Dr Claus-Dieter Hillenbrand describes what it’s like drilling sediment cores on International Ocean Discovery (IODP) Expedition 379 in the Amundsen Sea, West Antarctica.
Since the 31st of January we have been drilling at our first site (U1532), located on the West Antarctic continental rise, offshore from the Amundsen Sea Embayment. Glaciers draining into this huge embayment on the Antarctic continental shelf, where water depths are mainly around about 450 m, have lost considerable mass over the last few decades. That is why we are here; the observed changes have raised concerns that this ice loss, which is contributing to global sea-level rise, may be the prelude to a “collapse”, i.e. a rapid disintegration, of the West Antarctic Ice Sheet (WAIS).
Both computer models and geological records of past sea level high-stands from around the World suggest that the WAIS melted during past warm periods and may do so again in the future. This melting would raise global sea level on average by up to about 4 metres. Firm evidence for a past collapse of the West Antarctic Ice Sheet, however, is still elusive. This is why we want to investigate its history. To do this we are recovering long marine sedimentary cores from the ocean floor, which record the past behaviour of the ice sheet.
Our first drilling target is located near the crest and on the far end of a so-called “sediment drift”. Here in the deep sea, ocean currents have accumulated fine-grained sediment particles into a feature several hundred metres high with a shape resembling that of a dune on a beach or in a desert. The main difference between deep-water drifts and dunes is that ocean bottom currents rather than wind transported and deposited the grains which then built up over (tens of) millions of years, and the size of these particles is silt and clay rather than sand. All the material building up the drift today had been originally eroded by ice from bedrock on the Antarctic continent that was subsequently carried by glaciers to the coast. Here, the debris was released into the ocean and transported down the continental slope into the deep sea.

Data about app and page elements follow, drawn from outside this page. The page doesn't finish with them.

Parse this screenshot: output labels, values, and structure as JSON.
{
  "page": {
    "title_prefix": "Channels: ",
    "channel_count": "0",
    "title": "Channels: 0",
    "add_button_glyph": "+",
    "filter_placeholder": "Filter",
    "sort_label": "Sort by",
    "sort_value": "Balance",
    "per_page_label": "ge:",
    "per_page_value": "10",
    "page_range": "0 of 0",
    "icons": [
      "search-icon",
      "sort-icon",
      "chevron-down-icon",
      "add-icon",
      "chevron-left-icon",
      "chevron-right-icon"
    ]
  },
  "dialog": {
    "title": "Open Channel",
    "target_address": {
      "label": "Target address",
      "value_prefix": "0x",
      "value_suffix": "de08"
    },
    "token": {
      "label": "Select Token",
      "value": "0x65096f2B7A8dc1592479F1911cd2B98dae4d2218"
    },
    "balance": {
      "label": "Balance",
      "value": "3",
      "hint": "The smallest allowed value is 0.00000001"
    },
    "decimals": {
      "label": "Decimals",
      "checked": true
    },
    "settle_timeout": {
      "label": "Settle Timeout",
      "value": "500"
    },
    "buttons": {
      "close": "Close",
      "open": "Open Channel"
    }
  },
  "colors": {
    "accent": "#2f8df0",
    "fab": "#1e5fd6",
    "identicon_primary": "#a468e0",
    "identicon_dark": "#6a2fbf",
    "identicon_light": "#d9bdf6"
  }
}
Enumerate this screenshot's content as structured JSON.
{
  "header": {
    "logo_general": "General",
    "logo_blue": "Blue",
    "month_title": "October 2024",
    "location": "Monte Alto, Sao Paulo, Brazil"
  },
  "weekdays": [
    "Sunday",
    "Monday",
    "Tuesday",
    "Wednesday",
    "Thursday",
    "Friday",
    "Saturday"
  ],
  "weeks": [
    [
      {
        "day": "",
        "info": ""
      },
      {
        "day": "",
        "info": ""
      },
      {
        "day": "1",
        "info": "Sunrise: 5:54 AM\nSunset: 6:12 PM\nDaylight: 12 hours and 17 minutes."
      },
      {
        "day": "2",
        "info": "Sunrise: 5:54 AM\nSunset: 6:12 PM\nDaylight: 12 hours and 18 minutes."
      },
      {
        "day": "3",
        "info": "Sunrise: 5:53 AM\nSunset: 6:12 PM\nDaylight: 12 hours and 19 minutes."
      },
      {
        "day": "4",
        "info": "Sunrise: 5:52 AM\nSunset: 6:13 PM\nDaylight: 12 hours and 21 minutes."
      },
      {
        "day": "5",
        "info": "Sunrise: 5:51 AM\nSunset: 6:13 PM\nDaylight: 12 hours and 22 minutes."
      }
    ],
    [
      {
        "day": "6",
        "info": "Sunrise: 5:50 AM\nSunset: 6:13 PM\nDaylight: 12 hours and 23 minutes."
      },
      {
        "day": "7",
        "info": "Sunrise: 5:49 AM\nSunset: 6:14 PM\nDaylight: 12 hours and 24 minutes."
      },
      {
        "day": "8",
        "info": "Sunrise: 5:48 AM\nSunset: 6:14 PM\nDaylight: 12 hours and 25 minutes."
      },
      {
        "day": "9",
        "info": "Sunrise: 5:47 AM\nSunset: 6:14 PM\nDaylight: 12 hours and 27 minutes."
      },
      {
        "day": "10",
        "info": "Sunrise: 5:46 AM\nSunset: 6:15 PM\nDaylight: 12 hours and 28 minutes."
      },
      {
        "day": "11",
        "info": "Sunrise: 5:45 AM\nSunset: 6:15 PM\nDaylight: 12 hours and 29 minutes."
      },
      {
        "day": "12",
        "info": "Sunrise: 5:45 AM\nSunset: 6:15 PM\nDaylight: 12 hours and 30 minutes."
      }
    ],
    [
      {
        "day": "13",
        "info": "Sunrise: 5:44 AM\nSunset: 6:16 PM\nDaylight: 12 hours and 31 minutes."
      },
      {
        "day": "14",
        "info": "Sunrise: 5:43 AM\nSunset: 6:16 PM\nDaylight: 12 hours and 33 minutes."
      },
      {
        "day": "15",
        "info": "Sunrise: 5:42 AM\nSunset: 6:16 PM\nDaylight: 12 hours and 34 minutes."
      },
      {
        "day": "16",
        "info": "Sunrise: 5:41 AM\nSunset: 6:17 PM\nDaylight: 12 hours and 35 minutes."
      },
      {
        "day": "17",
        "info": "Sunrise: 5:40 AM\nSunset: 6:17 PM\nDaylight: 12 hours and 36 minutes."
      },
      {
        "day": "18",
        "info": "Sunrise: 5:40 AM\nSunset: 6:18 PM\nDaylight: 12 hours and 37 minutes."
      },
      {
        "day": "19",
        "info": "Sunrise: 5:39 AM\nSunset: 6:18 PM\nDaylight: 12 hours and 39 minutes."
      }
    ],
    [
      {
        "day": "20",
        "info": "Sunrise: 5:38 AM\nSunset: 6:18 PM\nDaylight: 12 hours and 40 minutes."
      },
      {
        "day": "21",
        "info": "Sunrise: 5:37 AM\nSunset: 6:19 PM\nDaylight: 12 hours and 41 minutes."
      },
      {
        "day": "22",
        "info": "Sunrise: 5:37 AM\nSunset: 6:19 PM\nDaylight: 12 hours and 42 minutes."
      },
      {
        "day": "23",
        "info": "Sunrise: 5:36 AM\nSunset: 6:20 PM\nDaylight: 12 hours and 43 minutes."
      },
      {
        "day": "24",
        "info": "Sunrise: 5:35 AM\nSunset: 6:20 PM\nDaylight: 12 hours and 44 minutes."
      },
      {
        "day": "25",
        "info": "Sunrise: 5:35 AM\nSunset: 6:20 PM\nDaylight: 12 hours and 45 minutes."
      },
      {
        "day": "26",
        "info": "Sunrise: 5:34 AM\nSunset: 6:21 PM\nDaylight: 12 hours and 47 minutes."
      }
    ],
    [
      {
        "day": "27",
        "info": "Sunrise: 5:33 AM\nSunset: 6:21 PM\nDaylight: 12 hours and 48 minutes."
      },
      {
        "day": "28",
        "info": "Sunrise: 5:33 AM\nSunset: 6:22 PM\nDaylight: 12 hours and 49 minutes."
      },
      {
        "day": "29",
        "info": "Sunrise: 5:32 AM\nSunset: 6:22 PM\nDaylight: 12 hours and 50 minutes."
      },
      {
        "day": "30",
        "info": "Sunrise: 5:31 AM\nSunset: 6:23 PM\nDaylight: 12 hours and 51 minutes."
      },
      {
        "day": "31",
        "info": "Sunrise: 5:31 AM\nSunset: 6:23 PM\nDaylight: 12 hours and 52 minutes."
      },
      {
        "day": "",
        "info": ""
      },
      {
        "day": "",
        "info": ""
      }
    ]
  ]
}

So far, we have drilled seven holes at drill site U1532. It is quite normal for scientists on the “JOIDES Resolution” (JR) to drill several holes at the same site, located no more than a few hundred metres apart. This helps to make sure that we get a complete sedimentary record. Sometimes sections of sediment can be lost within one sequence, that are recovered by a series of cores from a neighbouring hole. Another reason is to allow drilling deep into the seabed because when the upper tens to a few hundreds of meters of seafloor sediments have been recovered from one hole, the borehole can become unstable and prone to collapse. Therefore, another nearby hole is drilled down to the same depth without coring (which can be carried out much faster) and coring continues from there.
Each time, when a new individual core, which is typically 8-10 m long, has been retrieved, its arrival on board is announced with the words “core on deck” via the JR’s loudspeaker system. This signals to every scientist and IODP technician on shift that they have to get ready for a well orchestrated sequence of procedures. Find out more about the what happens to the core on board in my next blog.